## Task details
Ignoring the pictures, repeat every entry below exactly as it appears.

Extracted data entries:

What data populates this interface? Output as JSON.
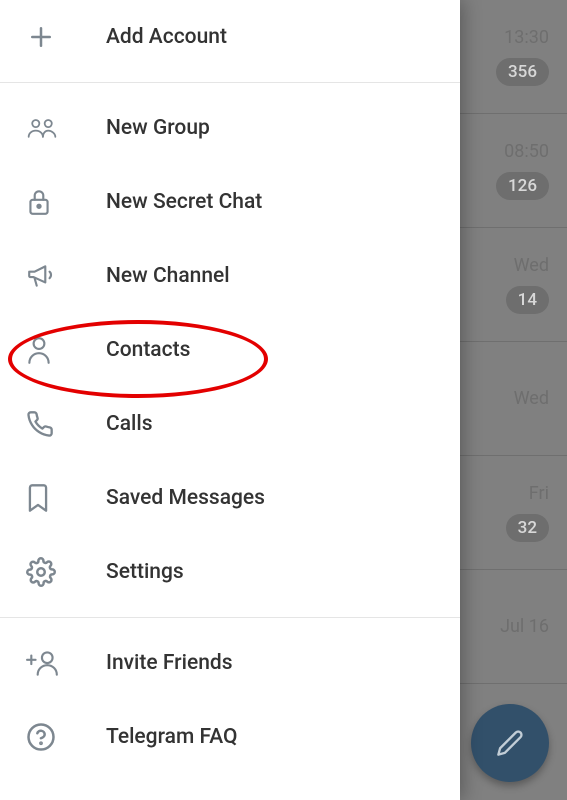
{
  "menu": {
    "addAccount": "Add Account",
    "newGroup": "New Group",
    "newSecretChat": "New Secret Chat",
    "newChannel": "New Channel",
    "contacts": "Contacts",
    "calls": "Calls",
    "savedMessages": "Saved Messages",
    "settings": "Settings",
    "inviteFriends": "Invite Friends",
    "telegramFaq": "Telegram FAQ"
  },
  "chats": [
    {
      "time": "13:30",
      "badge": "356"
    },
    {
      "time": "08:50",
      "badge": "126"
    },
    {
      "time": "Wed",
      "badge": "14"
    },
    {
      "time": "Wed",
      "badge": ""
    },
    {
      "time": "Fri",
      "badge": "32"
    },
    {
      "time": "Jul 16",
      "badge": ""
    }
  ]
}
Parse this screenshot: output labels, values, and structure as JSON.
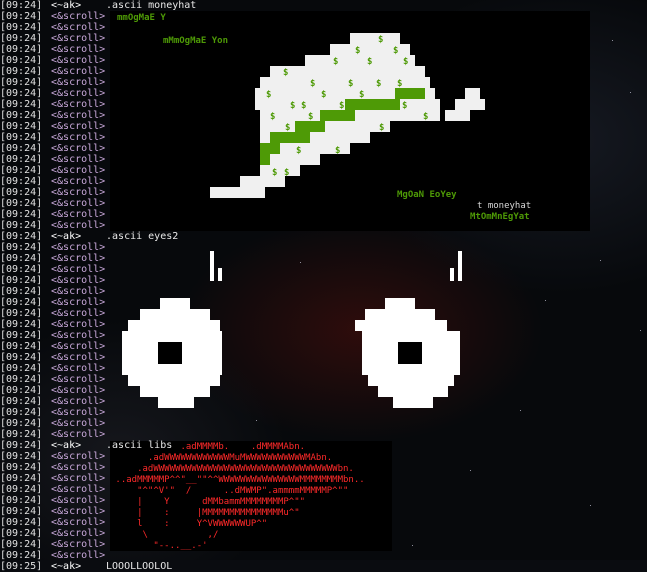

## Answer to this exercise
What data populates this interface? Output as JSON.
{
  "menu": {
    "addAccount": "Add Account",
    "newGroup": "New Group",
    "newSecretChat": "New Secret Chat",
    "newChannel": "New Channel",
    "contacts": "Contacts",
    "calls": "Calls",
    "savedMessages": "Saved Messages",
    "settings": "Settings",
    "inviteFriends": "Invite Friends",
    "telegramFaq": "Telegram FAQ"
  },
  "chats": [
    {
      "time": "13:30",
      "badge": "356"
    },
    {
      "time": "08:50",
      "badge": "126"
    },
    {
      "time": "Wed",
      "badge": "14"
    },
    {
      "time": "Wed",
      "badge": ""
    },
    {
      "time": "Fri",
      "badge": "32"
    },
    {
      "time": "Jul 16",
      "badge": ""
    }
  ]
}
Parse this screenshot: output labels, values, and structure as JSON.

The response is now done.